However, the extent of the IDA’s protection against liability is called into question by recent decisions of both Canada’s Supreme Court and B.C.’s Court of Appeal. Last June, the Supreme Court found in Finney v. Barreau du Québec that the body regulating Quebec lawyers was liable to the plaintiff for failing to properly handle complaints against her former lawyer. The court found that the Barreau’s statutory immunity for actions done in good faith did not protect it from liability for recklessness, extreme carelessness or intentional misconduct.
The B.C. Court of Appeal subsequently indicated in V.M. v. Stewart that it could not see why Finney would not allow individuals to sue regulators in the rest of Canada. In V.M. v. Stewart, a patient’s action against the B.C. College of Physicians & Surgeons was allowed to proceed. There is no reason why the principles in Finney could not also allow claims against regulatory bodies such as the IDA or the OSC, where intentional misconduct , recklessness or extreme carelessness is proven. At a minimum, the IDA and OSC should feel a little less secure in their supposed immunity from liability to the investing public!
 (2003), 65 O.R. (3d) 321 ( C.A. ).
 2004 SCC 36.
  B.C.J. No. 1852 (BCCA).
Investment firms liable for failing to warn clients about rogue broker
In February, the Ontario Court of Appeal upheld the trial judge’s decision in Blackburn v. Midland Walwyn Capital Inc. that Midland Walwyn and Levesque Securities were liable for failing to warn two of their clients about a broker they knew was “breaking industry rules and was a risk to clients” and failing to adequately supervise the broker, despite his chequered past. The court found that broker had been a “big producer” and that this caused both firms to overlook both the broker’s shortcomings and their duty to protect his clients.
  O.J. No. 678 (CA).
Investment advisors rarely owe a fiduciary duty to their clients
In April 2004, Canada’s Supreme Court declined to hear a retired couple’s appeal of the Ontario Court of Appeal’s decision in Hunt v. TD Securities Inc. that their broker did not owe them a fiduciary duty. In both Hunt and the Court of Appeal’s later decision in Hayward v. Hampton Securities Ltd., the court made it clear that a fiduciary duty will not be owed unless the broker exercises discretion in trading the client’s account without prior instructions. However, a broker and his firm can still be liable for negligence or breach of contract even without owing a fiduciary duty.

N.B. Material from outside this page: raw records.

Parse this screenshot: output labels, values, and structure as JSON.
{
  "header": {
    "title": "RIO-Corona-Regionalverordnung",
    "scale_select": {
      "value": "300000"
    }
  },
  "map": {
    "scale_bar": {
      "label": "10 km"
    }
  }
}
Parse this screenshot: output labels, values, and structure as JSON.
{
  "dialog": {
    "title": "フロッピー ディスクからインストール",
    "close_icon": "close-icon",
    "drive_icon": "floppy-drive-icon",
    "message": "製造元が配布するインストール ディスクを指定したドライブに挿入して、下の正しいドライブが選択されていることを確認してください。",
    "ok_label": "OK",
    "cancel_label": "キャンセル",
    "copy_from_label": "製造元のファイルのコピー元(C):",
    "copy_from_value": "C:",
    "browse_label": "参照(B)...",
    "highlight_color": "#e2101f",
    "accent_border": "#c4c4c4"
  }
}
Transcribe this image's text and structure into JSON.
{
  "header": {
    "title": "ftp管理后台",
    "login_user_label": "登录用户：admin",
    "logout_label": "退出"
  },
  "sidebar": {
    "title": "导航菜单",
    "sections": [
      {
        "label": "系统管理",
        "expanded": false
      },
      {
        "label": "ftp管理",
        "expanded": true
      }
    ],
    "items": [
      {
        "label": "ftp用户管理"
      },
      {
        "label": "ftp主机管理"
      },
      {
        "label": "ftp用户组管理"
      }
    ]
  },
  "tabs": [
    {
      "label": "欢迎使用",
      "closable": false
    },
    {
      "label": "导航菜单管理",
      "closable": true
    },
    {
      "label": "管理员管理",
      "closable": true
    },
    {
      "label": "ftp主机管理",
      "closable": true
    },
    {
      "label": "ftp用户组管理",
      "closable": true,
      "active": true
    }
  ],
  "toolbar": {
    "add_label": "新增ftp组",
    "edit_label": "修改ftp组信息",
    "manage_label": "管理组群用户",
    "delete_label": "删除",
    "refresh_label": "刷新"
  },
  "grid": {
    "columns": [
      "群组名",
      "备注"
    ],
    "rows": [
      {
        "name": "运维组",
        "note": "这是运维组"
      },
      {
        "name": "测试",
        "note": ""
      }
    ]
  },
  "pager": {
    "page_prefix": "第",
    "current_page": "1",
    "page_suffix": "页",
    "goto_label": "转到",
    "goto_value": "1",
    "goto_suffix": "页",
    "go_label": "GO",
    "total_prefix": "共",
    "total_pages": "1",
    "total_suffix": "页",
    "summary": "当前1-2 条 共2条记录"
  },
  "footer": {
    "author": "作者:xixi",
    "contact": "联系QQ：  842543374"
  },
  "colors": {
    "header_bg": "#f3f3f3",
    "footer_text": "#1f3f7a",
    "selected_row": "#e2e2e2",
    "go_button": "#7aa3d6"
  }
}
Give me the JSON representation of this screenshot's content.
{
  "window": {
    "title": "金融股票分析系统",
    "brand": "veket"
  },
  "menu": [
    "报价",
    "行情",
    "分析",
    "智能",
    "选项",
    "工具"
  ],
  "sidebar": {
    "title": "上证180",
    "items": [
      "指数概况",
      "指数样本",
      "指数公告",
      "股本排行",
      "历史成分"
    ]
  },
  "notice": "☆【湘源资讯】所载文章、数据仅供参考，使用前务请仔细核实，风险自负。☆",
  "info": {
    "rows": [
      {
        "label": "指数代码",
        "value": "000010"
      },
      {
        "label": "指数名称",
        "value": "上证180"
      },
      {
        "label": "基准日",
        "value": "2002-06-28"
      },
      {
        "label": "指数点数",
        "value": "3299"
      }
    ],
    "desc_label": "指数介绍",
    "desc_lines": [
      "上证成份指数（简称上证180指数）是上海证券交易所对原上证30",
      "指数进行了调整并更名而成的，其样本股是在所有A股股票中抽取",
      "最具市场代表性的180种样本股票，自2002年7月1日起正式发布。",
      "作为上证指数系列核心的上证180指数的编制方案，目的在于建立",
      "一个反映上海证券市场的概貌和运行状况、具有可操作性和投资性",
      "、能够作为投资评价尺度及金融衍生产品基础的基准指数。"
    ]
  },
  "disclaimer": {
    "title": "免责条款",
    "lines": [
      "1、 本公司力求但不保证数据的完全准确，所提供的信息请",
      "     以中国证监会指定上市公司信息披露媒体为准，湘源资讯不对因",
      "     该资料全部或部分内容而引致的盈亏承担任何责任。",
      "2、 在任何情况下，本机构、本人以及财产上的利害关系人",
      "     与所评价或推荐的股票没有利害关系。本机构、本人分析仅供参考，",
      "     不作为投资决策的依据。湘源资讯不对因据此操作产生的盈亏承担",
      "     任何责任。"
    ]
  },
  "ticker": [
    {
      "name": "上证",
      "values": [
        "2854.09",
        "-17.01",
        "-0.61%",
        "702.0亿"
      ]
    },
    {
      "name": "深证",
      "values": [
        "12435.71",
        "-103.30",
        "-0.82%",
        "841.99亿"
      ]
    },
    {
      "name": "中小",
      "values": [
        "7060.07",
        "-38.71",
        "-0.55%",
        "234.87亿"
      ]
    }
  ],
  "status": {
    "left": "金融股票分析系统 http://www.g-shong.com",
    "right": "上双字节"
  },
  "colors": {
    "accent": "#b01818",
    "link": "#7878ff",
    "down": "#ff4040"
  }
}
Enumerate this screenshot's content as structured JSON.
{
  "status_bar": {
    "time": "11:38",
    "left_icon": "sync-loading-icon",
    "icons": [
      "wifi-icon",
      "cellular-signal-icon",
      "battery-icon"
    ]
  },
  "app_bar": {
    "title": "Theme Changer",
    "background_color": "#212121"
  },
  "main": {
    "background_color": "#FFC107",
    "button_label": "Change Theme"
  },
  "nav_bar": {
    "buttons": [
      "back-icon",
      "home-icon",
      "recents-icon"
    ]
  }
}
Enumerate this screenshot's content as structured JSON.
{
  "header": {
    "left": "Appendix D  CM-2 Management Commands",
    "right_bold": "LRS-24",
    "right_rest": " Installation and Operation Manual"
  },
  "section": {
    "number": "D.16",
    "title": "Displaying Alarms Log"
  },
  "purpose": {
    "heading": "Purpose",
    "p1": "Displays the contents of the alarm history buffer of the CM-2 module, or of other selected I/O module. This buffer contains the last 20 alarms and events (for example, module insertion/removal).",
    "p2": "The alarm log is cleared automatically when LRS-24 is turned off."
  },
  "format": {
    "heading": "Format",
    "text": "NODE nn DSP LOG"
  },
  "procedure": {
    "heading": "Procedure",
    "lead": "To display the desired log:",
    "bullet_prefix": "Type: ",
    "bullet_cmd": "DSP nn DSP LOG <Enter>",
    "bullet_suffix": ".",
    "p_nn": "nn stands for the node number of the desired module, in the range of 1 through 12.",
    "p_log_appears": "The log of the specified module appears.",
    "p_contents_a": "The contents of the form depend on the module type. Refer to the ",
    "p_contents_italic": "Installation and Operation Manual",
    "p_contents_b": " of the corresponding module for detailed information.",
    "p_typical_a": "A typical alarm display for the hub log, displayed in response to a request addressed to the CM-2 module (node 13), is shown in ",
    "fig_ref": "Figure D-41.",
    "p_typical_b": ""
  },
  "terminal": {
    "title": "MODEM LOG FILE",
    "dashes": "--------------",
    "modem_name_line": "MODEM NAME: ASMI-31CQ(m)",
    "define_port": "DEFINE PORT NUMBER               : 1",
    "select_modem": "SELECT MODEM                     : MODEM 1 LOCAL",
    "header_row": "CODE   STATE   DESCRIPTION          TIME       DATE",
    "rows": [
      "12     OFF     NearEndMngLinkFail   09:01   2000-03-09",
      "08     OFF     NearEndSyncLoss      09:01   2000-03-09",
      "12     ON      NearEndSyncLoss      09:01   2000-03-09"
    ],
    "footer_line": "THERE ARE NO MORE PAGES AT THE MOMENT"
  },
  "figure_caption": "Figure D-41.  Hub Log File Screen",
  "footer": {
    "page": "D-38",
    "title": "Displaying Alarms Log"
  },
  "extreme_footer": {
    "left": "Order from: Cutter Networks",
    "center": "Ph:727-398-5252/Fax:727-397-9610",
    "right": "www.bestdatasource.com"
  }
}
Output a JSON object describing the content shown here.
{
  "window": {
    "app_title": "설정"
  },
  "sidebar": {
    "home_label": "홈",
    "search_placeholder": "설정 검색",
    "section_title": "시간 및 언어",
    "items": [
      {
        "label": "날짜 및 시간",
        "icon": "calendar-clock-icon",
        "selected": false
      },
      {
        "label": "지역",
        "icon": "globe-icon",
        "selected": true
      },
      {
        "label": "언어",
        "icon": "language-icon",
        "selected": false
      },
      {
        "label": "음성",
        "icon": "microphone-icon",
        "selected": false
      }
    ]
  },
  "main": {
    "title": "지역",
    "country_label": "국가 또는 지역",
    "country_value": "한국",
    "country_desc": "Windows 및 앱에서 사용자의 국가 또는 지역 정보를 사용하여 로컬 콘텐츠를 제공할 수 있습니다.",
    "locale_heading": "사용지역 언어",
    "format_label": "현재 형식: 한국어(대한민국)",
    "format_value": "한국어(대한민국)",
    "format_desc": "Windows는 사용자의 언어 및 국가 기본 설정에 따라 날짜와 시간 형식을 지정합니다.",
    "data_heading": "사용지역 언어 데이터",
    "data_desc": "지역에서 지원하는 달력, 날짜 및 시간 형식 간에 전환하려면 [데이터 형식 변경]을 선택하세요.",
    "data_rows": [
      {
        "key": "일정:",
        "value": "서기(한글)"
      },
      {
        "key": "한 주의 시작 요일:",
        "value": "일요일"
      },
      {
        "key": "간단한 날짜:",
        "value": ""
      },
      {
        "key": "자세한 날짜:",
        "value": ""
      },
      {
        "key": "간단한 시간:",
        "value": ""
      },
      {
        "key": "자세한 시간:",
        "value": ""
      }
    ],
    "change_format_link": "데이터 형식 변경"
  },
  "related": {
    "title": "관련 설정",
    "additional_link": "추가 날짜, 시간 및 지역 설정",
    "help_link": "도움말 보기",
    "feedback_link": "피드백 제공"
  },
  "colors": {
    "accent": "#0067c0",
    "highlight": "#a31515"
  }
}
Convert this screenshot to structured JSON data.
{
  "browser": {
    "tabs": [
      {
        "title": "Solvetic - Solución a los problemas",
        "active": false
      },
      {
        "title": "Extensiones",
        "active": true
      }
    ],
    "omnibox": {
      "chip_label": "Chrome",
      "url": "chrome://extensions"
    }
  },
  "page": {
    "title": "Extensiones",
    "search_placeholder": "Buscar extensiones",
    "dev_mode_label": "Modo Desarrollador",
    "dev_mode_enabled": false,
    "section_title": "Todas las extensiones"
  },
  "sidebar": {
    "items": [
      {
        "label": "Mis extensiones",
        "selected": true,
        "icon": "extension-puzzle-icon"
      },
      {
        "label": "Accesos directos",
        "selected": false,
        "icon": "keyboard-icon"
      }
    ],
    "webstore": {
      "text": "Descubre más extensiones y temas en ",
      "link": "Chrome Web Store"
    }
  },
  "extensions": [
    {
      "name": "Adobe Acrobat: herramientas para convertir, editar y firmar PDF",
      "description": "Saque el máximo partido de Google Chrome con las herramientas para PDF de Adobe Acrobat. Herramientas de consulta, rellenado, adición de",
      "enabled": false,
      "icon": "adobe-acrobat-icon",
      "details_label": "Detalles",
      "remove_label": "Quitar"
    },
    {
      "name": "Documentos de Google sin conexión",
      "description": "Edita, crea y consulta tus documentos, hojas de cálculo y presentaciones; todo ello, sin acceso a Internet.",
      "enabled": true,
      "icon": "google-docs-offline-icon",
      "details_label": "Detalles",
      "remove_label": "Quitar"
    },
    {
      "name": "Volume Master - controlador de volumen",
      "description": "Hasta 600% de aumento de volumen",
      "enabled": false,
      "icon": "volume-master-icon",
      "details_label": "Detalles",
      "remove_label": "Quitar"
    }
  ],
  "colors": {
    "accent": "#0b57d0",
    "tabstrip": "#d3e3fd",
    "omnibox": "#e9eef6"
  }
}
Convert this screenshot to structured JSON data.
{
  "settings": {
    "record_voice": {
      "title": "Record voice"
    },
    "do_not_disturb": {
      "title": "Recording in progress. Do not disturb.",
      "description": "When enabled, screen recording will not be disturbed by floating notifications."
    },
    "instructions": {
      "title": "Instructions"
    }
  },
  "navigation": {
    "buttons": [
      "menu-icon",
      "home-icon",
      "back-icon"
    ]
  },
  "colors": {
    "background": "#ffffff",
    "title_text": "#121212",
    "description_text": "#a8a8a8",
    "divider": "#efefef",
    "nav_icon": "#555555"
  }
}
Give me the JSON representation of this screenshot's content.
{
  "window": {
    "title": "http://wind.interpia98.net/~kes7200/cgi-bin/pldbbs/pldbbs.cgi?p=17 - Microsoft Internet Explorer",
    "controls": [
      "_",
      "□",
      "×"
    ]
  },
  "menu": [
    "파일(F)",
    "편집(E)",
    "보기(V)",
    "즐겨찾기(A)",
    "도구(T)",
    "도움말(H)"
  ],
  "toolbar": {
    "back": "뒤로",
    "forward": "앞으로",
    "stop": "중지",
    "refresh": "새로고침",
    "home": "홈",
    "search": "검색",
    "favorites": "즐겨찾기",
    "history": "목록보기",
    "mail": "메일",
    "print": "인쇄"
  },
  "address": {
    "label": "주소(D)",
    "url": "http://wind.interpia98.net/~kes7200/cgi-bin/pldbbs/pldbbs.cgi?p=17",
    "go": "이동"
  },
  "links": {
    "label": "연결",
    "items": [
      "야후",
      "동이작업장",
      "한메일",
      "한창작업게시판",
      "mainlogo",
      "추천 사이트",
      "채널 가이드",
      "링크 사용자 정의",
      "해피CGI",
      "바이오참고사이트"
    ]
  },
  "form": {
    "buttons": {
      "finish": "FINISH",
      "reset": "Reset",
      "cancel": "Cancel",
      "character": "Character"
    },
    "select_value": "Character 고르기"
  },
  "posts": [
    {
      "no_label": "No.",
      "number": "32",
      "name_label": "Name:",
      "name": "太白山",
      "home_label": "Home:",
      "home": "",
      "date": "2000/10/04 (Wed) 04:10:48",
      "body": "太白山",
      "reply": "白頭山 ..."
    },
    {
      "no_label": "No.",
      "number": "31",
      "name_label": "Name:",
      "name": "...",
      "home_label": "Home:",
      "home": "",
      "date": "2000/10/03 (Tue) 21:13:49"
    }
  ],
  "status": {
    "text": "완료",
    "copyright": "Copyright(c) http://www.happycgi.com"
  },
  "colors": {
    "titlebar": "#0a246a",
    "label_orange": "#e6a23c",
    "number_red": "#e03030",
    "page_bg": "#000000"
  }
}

  O.J. No. 678 (CA).
 (2003), 229 D.L.R. (4 th) 609 (Ont. C.A. )
  O.J. No. 2346 ( C.A. )